When People See Your Blindness as Superhuman, They Stop Seeing You as Human
The sixth sense, second sight, third eye. We are supposed to have both extra-accurate hearing and perfect pitch, more numerous and more acute taste buds, a finer touch, a bloodhound’s sense of smell.
The Last JediRogue One
See What I’m Saying“Our less-conscious brains are absorbing a profusion of sights, sounds, and smells using processes that seem superhuman. While psychologists have long known that our sensory systems can take in information without our awareness, new research is showing that entire perceptual skills are occurring this way. These implicit perceptual abilities are allowing our less-conscious brains to have all the fun.”
See What I’m Saying
M. Leona Godin is a writer, actor, artist, and educator who is blind.
She is currently working on Seeing & Not-Seeing: A Personal and
Cultural History of Blindness with Pantheon Books.
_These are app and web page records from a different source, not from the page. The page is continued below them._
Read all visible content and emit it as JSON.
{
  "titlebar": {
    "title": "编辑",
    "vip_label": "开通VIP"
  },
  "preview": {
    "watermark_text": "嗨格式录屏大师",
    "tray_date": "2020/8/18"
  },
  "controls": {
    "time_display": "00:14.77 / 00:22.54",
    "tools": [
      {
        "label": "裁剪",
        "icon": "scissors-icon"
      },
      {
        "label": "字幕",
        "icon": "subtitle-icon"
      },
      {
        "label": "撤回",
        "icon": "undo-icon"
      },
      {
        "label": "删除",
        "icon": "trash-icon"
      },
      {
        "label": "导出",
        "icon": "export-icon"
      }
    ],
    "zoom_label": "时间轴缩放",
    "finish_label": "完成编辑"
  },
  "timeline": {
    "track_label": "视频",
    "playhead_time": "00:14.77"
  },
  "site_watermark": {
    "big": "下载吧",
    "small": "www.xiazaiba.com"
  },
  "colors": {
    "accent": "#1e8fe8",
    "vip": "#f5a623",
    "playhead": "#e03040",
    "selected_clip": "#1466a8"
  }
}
Godin founded
Aromatica Poetica as a venue for exploring the arts and sciences of
smell and taste, an online magazine not specifically for, but
welcoming to, blind readers and writers. She is proud to be a 2019
Logan Nonfiction Fellow.
Enter your email address to receive notifications for author M. Leona Godin
Confirmation link sent to your email to add you to notification list for author M. Leona Godin
More by this author
The idea of exploitation seemed to me fraught with assumptions about what a blind person is supposed to do and be—assumptions that insist blind people be poets and prophets, saints or beggars, not lowbrow entertainers.
I felt that whipping out the white cane would irrevocably launch me into the kingdom of the blind, and, for many years, I did not want to go there.